The reason why cloud computing usually ends up being compared to the electricity grid is because both provide you with on-demand services meeting a certain SLA, and that you end up paying for only the amount you used. In case of electricity, you don't care what equipment the electricity company is using to generate your current, you only care that it meets a certain SLA (say 220V able to pump current of upto 100A, and being online for 99.999% of the time). You could run your own generators, but it would be inefficient (expensive) to do so, it would be a hassle to keep everything running, it would require skilled workers keeping everything online, it would not scale if you suddenly need more current! That is why most people do not run their own electricity generators and instead depend on the grid. However, with all the disadvantages mentioned, some businesses still choose to own and operate their own diesel engines for generating electricity at least as a backup solution. Why that is the case, is because those businesses are seeking more "security". They want to be in control, they don't want the electricity company to control such an important resource to their business. Everything mentioned so far about the electricity company applies to cloud vendors as well. Cloud vendors are the IT equivalent of the electricity grid. Running your own datacenter is the analogue of owning a diesel engine. Of course almost every business nowadays owns, builds and operates its own datacenter (diesel engine). However that might be changing rapidly, we're already seeing signs of workloads shifting into the cloud, which is what all the fuss is about. Cloud is the electricity grid of the IT world, and perhaps in the no too distant future it would be powering the vast majority of our personal and professional IT needs. Cloud is all about the commoditization of IT resources and services, coupled with a new business model for consumption lowering the entry barrier for smaller businesses and helping them focus on their core competency instead of focusing on IT

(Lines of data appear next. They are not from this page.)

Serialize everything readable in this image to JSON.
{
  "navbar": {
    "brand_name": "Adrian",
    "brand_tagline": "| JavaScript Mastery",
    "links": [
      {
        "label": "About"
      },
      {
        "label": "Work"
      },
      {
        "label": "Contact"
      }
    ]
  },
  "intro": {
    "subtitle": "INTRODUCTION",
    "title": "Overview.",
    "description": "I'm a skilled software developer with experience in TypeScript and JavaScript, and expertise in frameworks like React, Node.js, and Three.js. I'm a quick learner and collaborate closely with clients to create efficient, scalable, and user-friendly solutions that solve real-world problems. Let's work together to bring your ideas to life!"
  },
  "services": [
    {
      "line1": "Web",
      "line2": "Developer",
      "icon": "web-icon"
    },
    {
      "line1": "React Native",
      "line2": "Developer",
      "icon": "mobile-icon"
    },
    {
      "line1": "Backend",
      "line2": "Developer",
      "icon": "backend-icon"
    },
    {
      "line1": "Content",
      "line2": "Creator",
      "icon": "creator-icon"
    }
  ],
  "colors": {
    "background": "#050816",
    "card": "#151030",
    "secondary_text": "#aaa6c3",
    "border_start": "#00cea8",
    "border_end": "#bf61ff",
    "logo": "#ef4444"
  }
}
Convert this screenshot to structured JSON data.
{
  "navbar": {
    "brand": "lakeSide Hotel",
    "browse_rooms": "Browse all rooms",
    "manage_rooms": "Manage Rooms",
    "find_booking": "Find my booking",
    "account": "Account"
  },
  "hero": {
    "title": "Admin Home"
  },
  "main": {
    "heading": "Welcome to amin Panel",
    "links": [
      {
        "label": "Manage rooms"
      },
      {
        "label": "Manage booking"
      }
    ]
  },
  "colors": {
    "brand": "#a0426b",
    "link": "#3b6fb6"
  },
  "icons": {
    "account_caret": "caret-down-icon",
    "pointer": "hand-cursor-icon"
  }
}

I hope to have helped shed some light on the topic, I'll probably be writing a part-2 soon touching on types and key properties of a cloud as well as adoption barriers and compromises. I understand many "cloud people" disagree about what qualifies as a cloud, it's definition and well basically everything about cloud is debatable, do let me know (politely :) if you disagree with any of the points mentioned. Let me know in the comments what you think are the key properties of a cloud
Update: Continue reading part 2